If, like us, you are looking for ways to save money on family outings, might I recommend purchasing English Heritage membership.
Why we Purchased Our English Heritage Membership
Family days out to the cinema, bowling or even play centres can cost a fortune and soon eat into your weekly budget. We were keen to get our children (and ourselves) outdoors and found that farms and parklands could also be extremely expensive pursuits. As a historian, I am always eager to develop my children’s interest in history, however I would also encourage this passion for the past regardless of my profession. After visiting just one English Heritage site last year, we paid £17.00 for admission. We soon worked out that if we purchased English Heritage membership, we would not only save money in the long-run, but it would also encourage us to get our more in our desire to ‘get our money’s worth’ by using this membership.
How much does it cost?
I would encourage anyone who is considering English Heritage membership to search online for current offers. Currently, annual membership can be purchased in a variety of different packages/options. The basic packages are:
1 Adult and up to six Children:
£56 or £4.67 per month
2 Adults and up to 12 Children:
£99 or £8.25 per month.
£49 or £4.08 per month
£46 or £3.83 per month
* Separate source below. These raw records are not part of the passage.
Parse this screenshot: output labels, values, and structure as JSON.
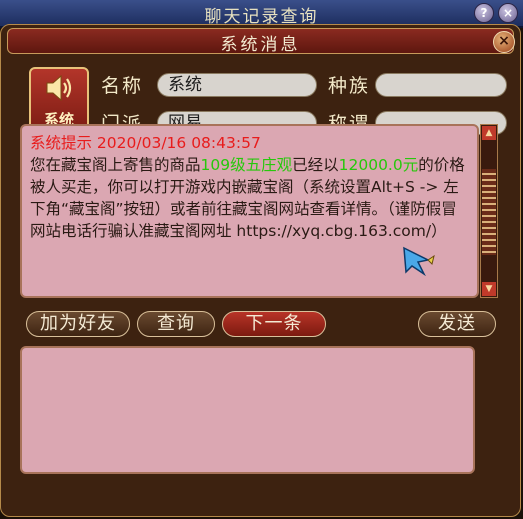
{
  "background_window": {
    "title": "聊天记录查询",
    "help_label": "?",
    "close_label": "×"
  },
  "dialog": {
    "title": "系统消息",
    "close_label": "×",
    "avatar": {
      "label": "系统",
      "icon": "speaker-icon"
    },
    "fields": {
      "name": {
        "label": "名称",
        "value": "系统"
      },
      "race": {
        "label": "种族",
        "value": ""
      },
      "school": {
        "label": "门派",
        "value": "网易"
      },
      "title": {
        "label": "称谓",
        "value": ""
      }
    },
    "message": {
      "header": "系统提示 2020/03/16 08:43:57",
      "part1": "您在藏宝阁上寄售的商品",
      "item": "109级五庄观",
      "part2": "已经以",
      "price": "12000.0元",
      "part3": "的价格被人买走，你可以打开游戏内嵌藏宝阁（系统设置Alt+S -> 左下角“藏宝阁”按钮）或者前往藏宝阁网站查看详情。（谨防假冒网站电话行骗认准藏宝阁网址 https://xyq.cbg.163.com/）"
    },
    "buttons": {
      "add_friend": "加为好友",
      "query": "查询",
      "next": "下一条",
      "send": "发送"
    },
    "input": {
      "value": ""
    },
    "colors": {
      "header_red": "#e81c1c",
      "highlight_green": "#27c80c",
      "panel_pink": "#dba7b2"
    }
  }
}
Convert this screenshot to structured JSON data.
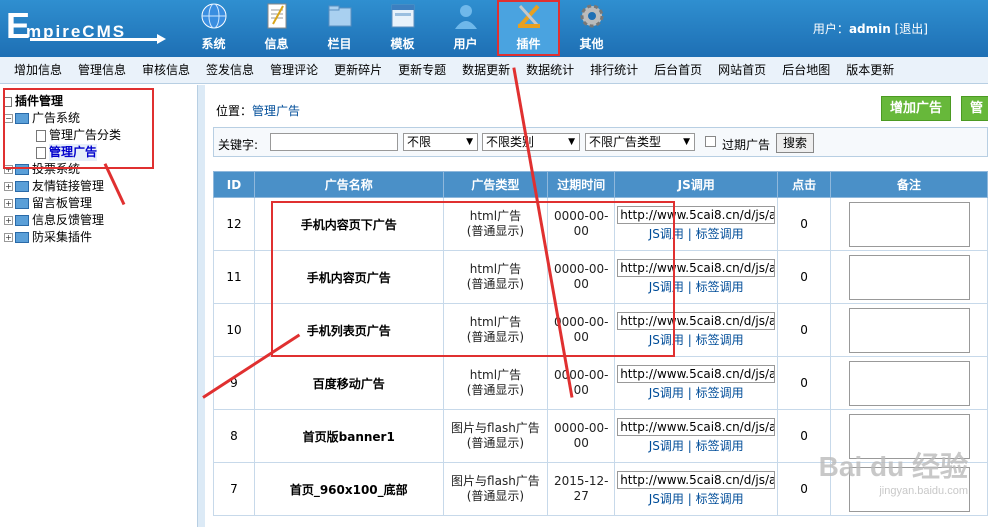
{
  "brand": {
    "first": "E",
    "rest": "mpireCMS"
  },
  "topnav": [
    {
      "label": "系统",
      "icon": "globe-icon"
    },
    {
      "label": "信息",
      "icon": "document-icon"
    },
    {
      "label": "栏目",
      "icon": "folder-icon"
    },
    {
      "label": "模板",
      "icon": "template-icon"
    },
    {
      "label": "用户",
      "icon": "user-icon"
    },
    {
      "label": "插件",
      "icon": "plugin-tools-icon",
      "active": true
    },
    {
      "label": "其他",
      "icon": "gear-icon"
    }
  ],
  "user": {
    "prefix": "用户：",
    "name": "admin",
    "logout": "[退出]"
  },
  "menubar": [
    "增加信息",
    "管理信息",
    "审核信息",
    "签发信息",
    "管理评论",
    "更新碎片",
    "更新专题",
    "数据更新",
    "数据统计",
    "排行统计",
    "后台首页",
    "网站首页",
    "后台地图",
    "版本更新"
  ],
  "tree": {
    "root": "插件管理",
    "ad_system": "广告系统",
    "ad_category": "管理广告分类",
    "ad_manage": "管理广告",
    "others": [
      "投票系统",
      "友情链接管理",
      "留言板管理",
      "信息反馈管理",
      "防采集插件"
    ]
  },
  "location": {
    "prefix": "位置：",
    "link": "管理广告"
  },
  "buttons": {
    "add": "增加广告",
    "manage": "管理"
  },
  "search": {
    "keyword_label": "关键字:",
    "keyword_value": "",
    "scope": "不限",
    "category": "不限类别",
    "ad_type": "不限广告类型",
    "expired_label": "过期广告",
    "search_btn": "搜索"
  },
  "table": {
    "headers": [
      "ID",
      "广告名称",
      "广告类型",
      "过期时间",
      "JS调用",
      "点击",
      "备注"
    ],
    "rows": [
      {
        "id": "12",
        "name": "手机内容页下广告",
        "type1": "html广告",
        "type2": "(普通显示)",
        "time1": "0000-00-",
        "time2": "00",
        "js": "http://www.5cai8.cn/d/js/a",
        "links": "JS调用 | 标签调用",
        "clicks": "0"
      },
      {
        "id": "11",
        "name": "手机内容页广告",
        "type1": "html广告",
        "type2": "(普通显示)",
        "time1": "0000-00-",
        "time2": "00",
        "js": "http://www.5cai8.cn/d/js/a",
        "links": "JS调用 | 标签调用",
        "clicks": "0"
      },
      {
        "id": "10",
        "name": "手机列表页广告",
        "type1": "html广告",
        "type2": "(普通显示)",
        "time1": "0000-00-",
        "time2": "00",
        "js": "http://www.5cai8.cn/d/js/a",
        "links": "JS调用 | 标签调用",
        "clicks": "0"
      },
      {
        "id": "9",
        "name": "百度移动广告",
        "type1": "html广告",
        "type2": "(普通显示)",
        "time1": "0000-00-",
        "time2": "00",
        "js": "http://www.5cai8.cn/d/js/a",
        "links": "JS调用 | 标签调用",
        "clicks": "0"
      },
      {
        "id": "8",
        "name": "首页版banner1",
        "type1": "图片与flash广告",
        "type2": "(普通显示)",
        "time1": "0000-00-",
        "time2": "00",
        "js": "http://www.5cai8.cn/d/js/a",
        "links": "JS调用 | 标签调用",
        "clicks": "0"
      },
      {
        "id": "7",
        "name": "首页_960x100_底部",
        "type1": "图片与flash广告",
        "type2": "(普通显示)",
        "time1": "2015-12-",
        "time2": "27",
        "js": "http://www.5cai8.cn/d/js/a",
        "links": "JS调用 | 标签调用",
        "clicks": "0"
      }
    ]
  },
  "watermark": {
    "text": "Bai du 经验",
    "sub": "jingyan.baidu.com"
  },
  "colors": {
    "header": "#1e6fb4",
    "highlight": "#e03030",
    "table_header": "#4a90c8",
    "button": "#67b83a"
  }
}
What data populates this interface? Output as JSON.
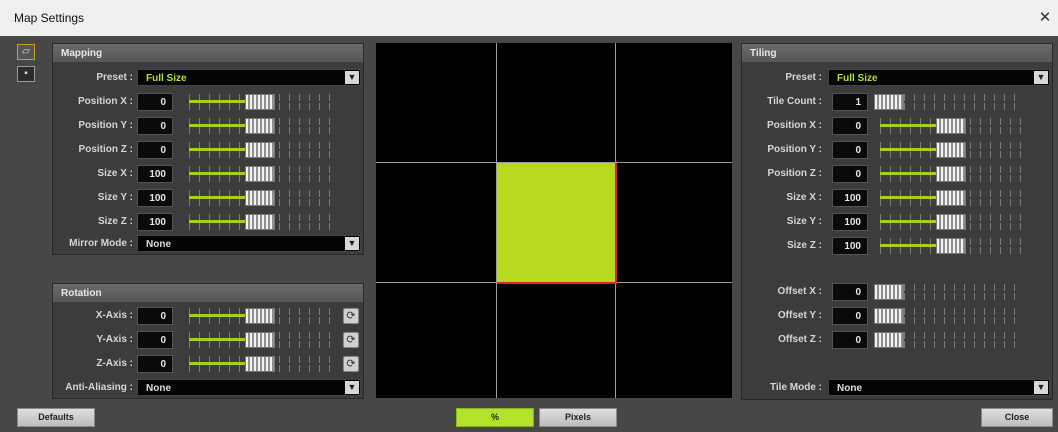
{
  "window": {
    "title": "Map Settings"
  },
  "side_icons": [
    {
      "name": "open-folder-icon",
      "glyph": "▭"
    },
    {
      "name": "save-disk-icon",
      "glyph": "▣"
    }
  ],
  "mapping": {
    "title": "Mapping",
    "preset_label": "Preset :",
    "preset_value": "Full Size",
    "fields": [
      {
        "label": "Position X :",
        "value": "0",
        "fill_fraction": 0.5
      },
      {
        "label": "Position Y :",
        "value": "0",
        "fill_fraction": 0.5
      },
      {
        "label": "Position Z :",
        "value": "0",
        "fill_fraction": 0.5
      },
      {
        "label": "Size X :",
        "value": "100",
        "fill_fraction": 0.5
      },
      {
        "label": "Size Y :",
        "value": "100",
        "fill_fraction": 0.5
      },
      {
        "label": "Size Z :",
        "value": "100",
        "fill_fraction": 0.5
      }
    ],
    "mirror_label": "Mirror Mode :",
    "mirror_value": "None"
  },
  "rotation": {
    "title": "Rotation",
    "fields": [
      {
        "label": "X-Axis :",
        "value": "0",
        "fill_fraction": 0.5
      },
      {
        "label": "Y-Axis :",
        "value": "0",
        "fill_fraction": 0.5
      },
      {
        "label": "Z-Axis :",
        "value": "0",
        "fill_fraction": 0.5
      }
    ],
    "reset_glyph": "⟳",
    "antialias_label": "Anti-Aliasing :",
    "antialias_value": "None"
  },
  "tiling": {
    "title": "Tiling",
    "preset_label": "Preset :",
    "preset_value": "Full Size",
    "tile_count_label": "Tile Count :",
    "tile_count_value": "1",
    "fields": [
      {
        "label": "Position X :",
        "value": "0",
        "fill_fraction": 0.5
      },
      {
        "label": "Position Y :",
        "value": "0",
        "fill_fraction": 0.5
      },
      {
        "label": "Position Z :",
        "value": "0",
        "fill_fraction": 0.5
      },
      {
        "label": "Size X :",
        "value": "100",
        "fill_fraction": 0.5
      },
      {
        "label": "Size Y :",
        "value": "100",
        "fill_fraction": 0.5
      },
      {
        "label": "Size Z :",
        "value": "100",
        "fill_fraction": 0.5
      }
    ],
    "offsets": [
      {
        "label": "Offset X :",
        "value": "0"
      },
      {
        "label": "Offset Y :",
        "value": "0"
      },
      {
        "label": "Offset Z :",
        "value": "0"
      }
    ],
    "tile_mode_label": "Tile Mode :",
    "tile_mode_value": "None"
  },
  "bottom": {
    "defaults": "Defaults",
    "percent": "%",
    "pixels": "Pixels",
    "close": "Close"
  },
  "colors": {
    "accent": "#b4e22b",
    "preview_tile": "#b5d91f",
    "tile_border": "#e0241e"
  }
}
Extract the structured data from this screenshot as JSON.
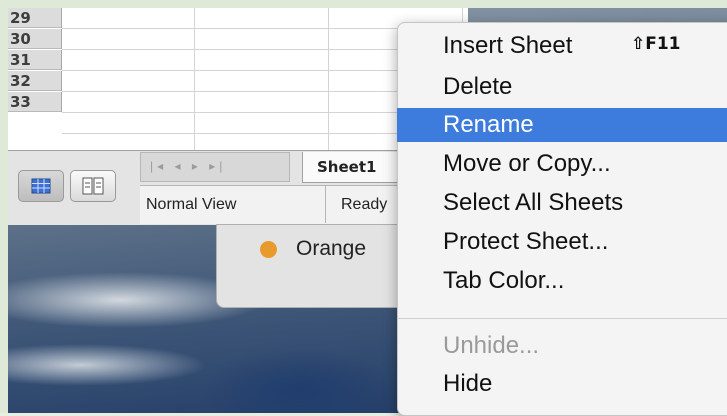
{
  "spreadsheet": {
    "row_numbers": [
      "29",
      "30",
      "31",
      "32",
      "33"
    ]
  },
  "tabs": {
    "sheet_tab": "Sheet1",
    "nav_arrows": "|◂ ◂ ▸ ▸|"
  },
  "status": {
    "view_label": "Normal View",
    "ready_label": "Ready"
  },
  "panel": {
    "item_label": "Orange",
    "dot_color": "#e99a2c"
  },
  "context_menu": {
    "items": [
      {
        "label": "Insert Sheet",
        "shortcut": "⇧F11"
      },
      {
        "label": "Delete"
      },
      {
        "label": "Rename",
        "highlighted": true
      },
      {
        "label": "Move or Copy..."
      },
      {
        "label": "Select All Sheets"
      },
      {
        "label": "Protect Sheet..."
      },
      {
        "label": "Tab Color..."
      },
      {
        "label": "Unhide...",
        "disabled": true
      },
      {
        "label": "Hide"
      }
    ],
    "highlight_color": "#3d7bdc"
  }
}
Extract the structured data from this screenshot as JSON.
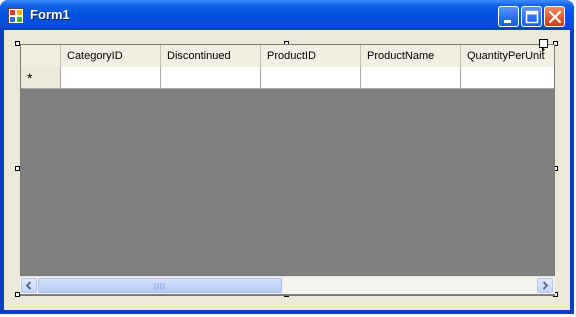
{
  "window": {
    "title": "Form1",
    "controls": [
      "minimize-icon",
      "maximize-icon",
      "close-icon"
    ]
  },
  "grid": {
    "columns": [
      "CategoryID",
      "Discontinued",
      "ProductID",
      "ProductName",
      "QuantityPerUnit"
    ],
    "new_row_marker": "*",
    "rows": [
      [
        "",
        "",
        "",
        "",
        ""
      ]
    ]
  },
  "scrollbar": {
    "grip": "||||"
  },
  "colors": {
    "titlebar": "#0054e3",
    "client": "#ece9d8",
    "grid_background": "#808080",
    "close_button": "#e2532a"
  }
}
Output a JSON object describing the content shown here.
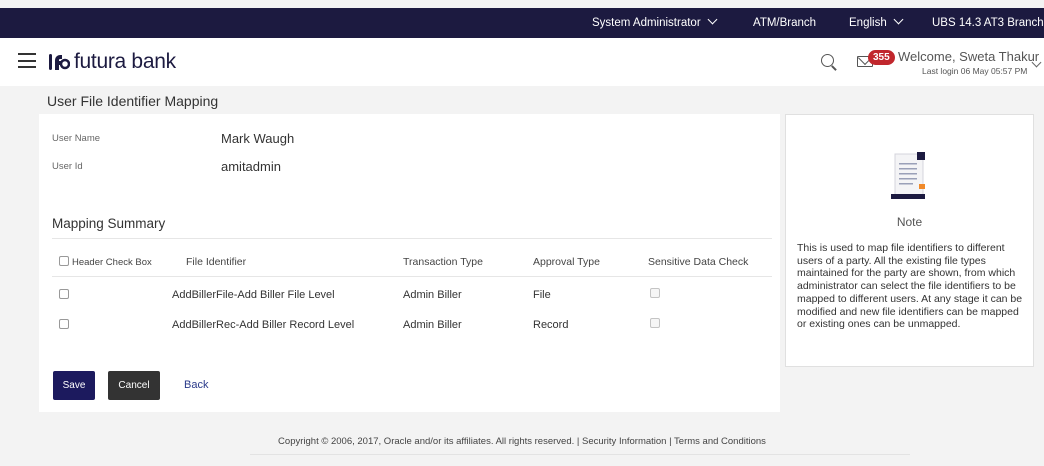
{
  "topbar": {
    "role": "System Administrator",
    "atm_branch": "ATM/Branch",
    "language": "English",
    "version": "UBS 14.3 AT3 Branch"
  },
  "header": {
    "brand": "futura bank",
    "mail_count": "355",
    "welcome": "Welcome, Sweta Thakur",
    "last_login": "Last login 06 May 05:57 PM"
  },
  "page": {
    "title": "User File Identifier Mapping"
  },
  "user": {
    "name_label": "User Name",
    "name_value": "Mark Waugh",
    "id_label": "User Id",
    "id_value": "amitadmin"
  },
  "mapping": {
    "title": "Mapping Summary",
    "columns": [
      "Header Check Box",
      "File Identifier",
      "Transaction Type",
      "Approval Type",
      "Sensitive Data Check"
    ],
    "rows": [
      {
        "file_identifier": "AddBillerFile-Add Biller File Level",
        "transaction_type": "Admin Biller",
        "approval_type": "File"
      },
      {
        "file_identifier": "AddBillerRec-Add Biller Record Level",
        "transaction_type": "Admin Biller",
        "approval_type": "Record"
      }
    ]
  },
  "actions": {
    "save": "Save",
    "cancel": "Cancel",
    "back": "Back"
  },
  "note": {
    "title": "Note",
    "text": "This is used to map file identifiers to different users of a party. All the existing file types maintained for the party are shown, from which administrator can select the file identifiers to be mapped to different users. At any stage it can be modified and new file identifiers can be mapped or existing ones can be unmapped."
  },
  "footer": {
    "text": "Copyright © 2006, 2017, Oracle and/or its affiliates. All rights reserved. | Security Information | Terms and Conditions"
  },
  "colors": {
    "topbar": "#1c1a40",
    "primary_button": "#1c1a5e",
    "badge": "#c1272d"
  }
}
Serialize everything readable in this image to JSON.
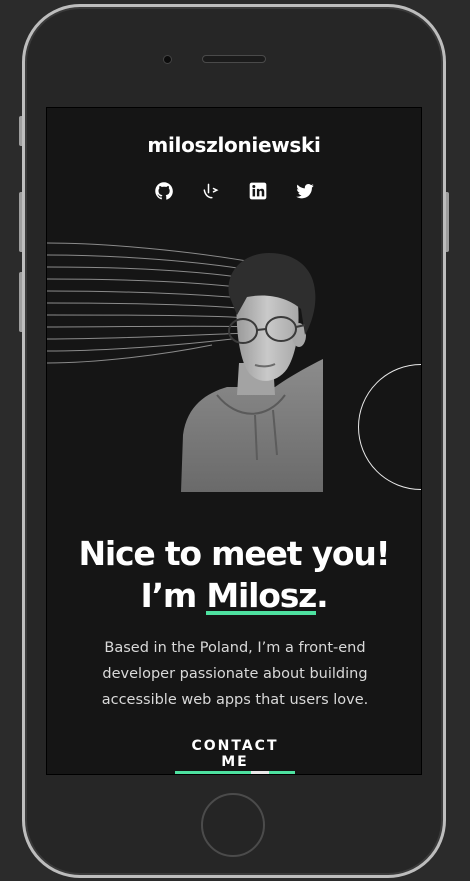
{
  "site": {
    "title": "miloszloniewski"
  },
  "socials": [
    {
      "name": "github-icon",
      "label": "GitHub"
    },
    {
      "name": "frontend-mentor-icon",
      "label": "Frontend Mentor"
    },
    {
      "name": "linkedin-icon",
      "label": "LinkedIn"
    },
    {
      "name": "twitter-icon",
      "label": "Twitter"
    }
  ],
  "hero": {
    "line1": "Nice to meet you!",
    "line2_prefix": "I’m ",
    "name": "Milosz",
    "line2_suffix": ".",
    "bio": "Based in the Poland, I’m a front-end developer passionate about building accessible web apps that users love."
  },
  "cta": {
    "label": "CONTACT ME"
  },
  "colors": {
    "accent": "#4ee1a0",
    "background": "#151515",
    "text": "#ffffff",
    "muted": "#d9d9d9"
  }
}
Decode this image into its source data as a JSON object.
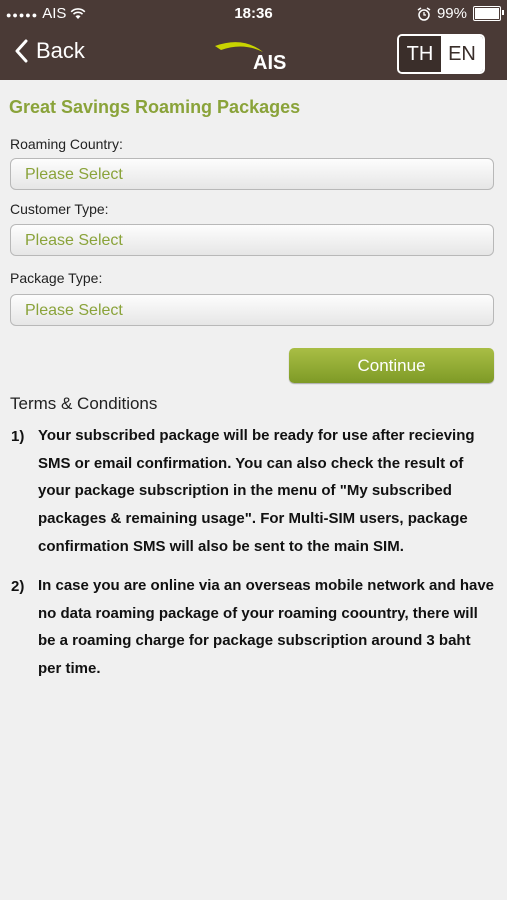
{
  "status": {
    "carrier": "AIS",
    "time": "18:36",
    "battery": "99%",
    "battery_level": 0.99
  },
  "nav": {
    "back_label": "Back",
    "logo_text": "AIS",
    "lang_th": "TH",
    "lang_en": "EN",
    "active_lang": "TH"
  },
  "form": {
    "title": "Great Savings Roaming Packages",
    "fields": [
      {
        "label": "Roaming Country:",
        "value": "Please Select"
      },
      {
        "label": "Customer Type:",
        "value": "Please Select"
      },
      {
        "label": "Package Type:",
        "value": "Please Select"
      }
    ],
    "continue_label": "Continue"
  },
  "terms": {
    "title": "Terms & Conditions",
    "items": [
      {
        "num": "1)",
        "text": "Your subscribed package will be ready for use after recieving SMS or email confirmation. You can also check the result of your package subscription in the menu of \"My subscribed packages & remaining usage\". For Multi-SIM users, package confirmation SMS will also be sent to the main SIM."
      },
      {
        "num": "2)",
        "text": "In case you are online via an overseas mobile network and have no data roaming package of your roaming coountry, there will be a roaming charge for package subscription around 3 baht per time."
      }
    ]
  },
  "colors": {
    "header_bg": "#4a3a36",
    "accent_green": "#8aa33a",
    "logo_yellow": "#c8d400"
  }
}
*Prices correct as of 29th March 2018. Please see the English Heritage website for additional membership packages. Monthly payments are taken via Direct Debit.
What’s Included in the Membership?
First of all with the membership, you get unlimited access to over 400 English Heritage sites. These vary from monuments such as Stonehenge and medieval castles to stately homes.
A member’s pack will be sent to you in the post which includes membership card(s) as well as a wonderful handbook complete with details of the various English Heritage sites. The pack also includes a kids magazine and details of current events.
With the membership, you can gain free entry or a reduced entrance fee to many English Heritage events. These events include jousting, falconry displays and fayres. We attended a number of these events last summer, our favourite was the ‘Grand Medieval Joust’ at Bolsover Castle.
Another handy feature of the membership is discounted entry to some other associated attractions throughout the UK which are not part of English Heritage, e.g. Scottish properties under the protection of Historic Scotland (including Edinburgh Castle) and over 40 sites in Ireland.
In my quest to make my children more ‘outdoorsy’ I have found that most English Heritage sites we visit also have an outdoor area of some kind, be that a forest, or a garden or even a small picturesque village located nearby. So wherever we go, we find we’re not only exploring the country, but also taking in some much needed fresh air as well as enjoying some beautiful historic sites. Our expeditions have been extremely educational and always give my children something to talk about on Monday morning when the teacher asks, ‘so what did you do this weekend’?
Keep an eye on my blog for more posts on English Heritage sites and wonderful family days out!!!